## [Required action]
How many lines in the records below hold the word "black"? Answer with the number alone.
== == ==
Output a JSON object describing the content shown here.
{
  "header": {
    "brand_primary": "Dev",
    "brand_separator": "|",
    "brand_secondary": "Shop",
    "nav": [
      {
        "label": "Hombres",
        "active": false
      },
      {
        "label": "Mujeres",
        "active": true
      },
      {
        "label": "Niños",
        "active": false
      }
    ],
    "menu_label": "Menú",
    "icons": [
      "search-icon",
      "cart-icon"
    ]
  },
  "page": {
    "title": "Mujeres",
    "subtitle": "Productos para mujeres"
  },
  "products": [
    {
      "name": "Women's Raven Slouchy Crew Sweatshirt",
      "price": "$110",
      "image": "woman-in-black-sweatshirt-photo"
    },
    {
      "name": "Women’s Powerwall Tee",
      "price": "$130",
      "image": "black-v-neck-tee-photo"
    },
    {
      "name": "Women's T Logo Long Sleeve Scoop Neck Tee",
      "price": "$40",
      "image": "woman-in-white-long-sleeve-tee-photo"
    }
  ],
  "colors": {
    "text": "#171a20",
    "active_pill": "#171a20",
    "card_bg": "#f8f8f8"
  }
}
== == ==
## [Completed exercise]
2